The event loop

The life-cycle of events in Indigo is very strict so that we can support referential transparency.

Key features of events:

The events list received by the frame is never empty, it always contains one Frametick event, and it is always last.

Indigo processes events as follows:

  1. The current frame emits events via Outcomes. These events are not available to the current frame.
  2. Most events are sent to a queue, but some system specific events will be processed and actioned immediately, specifically:
  1. Audio events
  1. Network events
  1. Storage events
  1. Asset load events
  2. When the next frame starts, all the messages that went to the queue are retrieved in order, and the FrameTick is appended.
  3. The events are then used to construct the InputState which is included as part of the FrameContext.
  4. The events are then consumed as follows (note that each stage could create new events to be processed on the next frame):
  1. The events are sent to the model update function in order.
  1. The events are sent to the view model update function in order.
  1. The events are sent to the subsystem update functions in order.
  1. The events are passed to scene elements to process entity events.
  2. All events are then discarded.


All events must be tagged with the GlobalEvent trait in order for Indigo to process them.

You can create your own events by simply extending GlobalEvent.


Full Screen

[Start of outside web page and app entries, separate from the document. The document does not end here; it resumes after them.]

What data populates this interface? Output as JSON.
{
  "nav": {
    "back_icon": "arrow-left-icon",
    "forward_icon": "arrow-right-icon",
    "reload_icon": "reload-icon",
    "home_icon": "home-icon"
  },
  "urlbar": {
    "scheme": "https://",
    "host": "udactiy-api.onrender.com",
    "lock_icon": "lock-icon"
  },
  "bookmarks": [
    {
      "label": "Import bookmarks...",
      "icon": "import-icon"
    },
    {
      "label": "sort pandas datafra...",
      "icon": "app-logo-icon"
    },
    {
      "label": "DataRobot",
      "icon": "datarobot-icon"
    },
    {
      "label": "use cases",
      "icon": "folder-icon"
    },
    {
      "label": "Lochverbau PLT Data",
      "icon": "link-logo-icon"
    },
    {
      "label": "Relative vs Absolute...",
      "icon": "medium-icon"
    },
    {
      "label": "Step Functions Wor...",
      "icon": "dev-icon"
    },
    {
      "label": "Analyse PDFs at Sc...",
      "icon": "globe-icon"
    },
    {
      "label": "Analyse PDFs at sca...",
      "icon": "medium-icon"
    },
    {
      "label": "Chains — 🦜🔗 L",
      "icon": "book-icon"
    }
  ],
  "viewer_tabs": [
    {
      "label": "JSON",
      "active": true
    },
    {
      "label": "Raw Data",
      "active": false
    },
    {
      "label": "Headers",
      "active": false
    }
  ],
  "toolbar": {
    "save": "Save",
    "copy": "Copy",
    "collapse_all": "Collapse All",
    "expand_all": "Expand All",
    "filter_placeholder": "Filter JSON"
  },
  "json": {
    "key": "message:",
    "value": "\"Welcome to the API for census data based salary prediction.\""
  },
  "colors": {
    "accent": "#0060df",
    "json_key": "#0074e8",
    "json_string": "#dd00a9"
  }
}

The CanvasGainedFocus and CanvasLostFocus are very similar to their Application* counterparts. The main difference is that the game canvas can lose focus independently of the application if the game is being run from inside a web application (such as a Tyrian App or game site). In this scenario the Canvas* events will fire whenever the canvas loses or gains focus from the user clicking around the external parts of the site, and will also fire when the application loses or gains focus.


Handling InputEvents can be a bit tricky in some situations, so Indigo includes Mouse and Keyboard classes that can be accessed from the frame context, providing a rich interface to gather more complex information from those input devices.


What did the mouse do and at what location?

A Mouse event consists of the following properties:

For events (such as Click) where a button is pressed, an additional button property is provided.

Up to five mouse buttons are supported, including the most common left, middle and right buttons.

The following events are available:



There is only one audio event used to play one off sound effects, since background music is described on the SceneUpdateFragment.

Network events

It's important to be aware that a network is considered online if there is access to the local network only. As such, an online network is not a guarantee that the internet or indeed a single resource on the internet is available.

Web socket events

HTTP events


Used to load and save data from local storage.

Should any of the above fail one of the following StorageEventError types will be raised as a separate event.


These are the low level events used to load additional assets at runtime. If you want a slightly more sophisticated loading experience, please look at the asset bundle loader sub system.

Note that the LoadAsset event is a convenience event, and in fact loads a bundle containing one element, which is why there is no corresponding "AssetLoadError" event, just the bundle version.

The load events also have a makeAvailable flag, which if set to false, loads the asset to the browsers cache but doesn't add it to the engine, this means you can add it to the engine quickly later. The available flag on the response indicates whether the asset has been made available or not.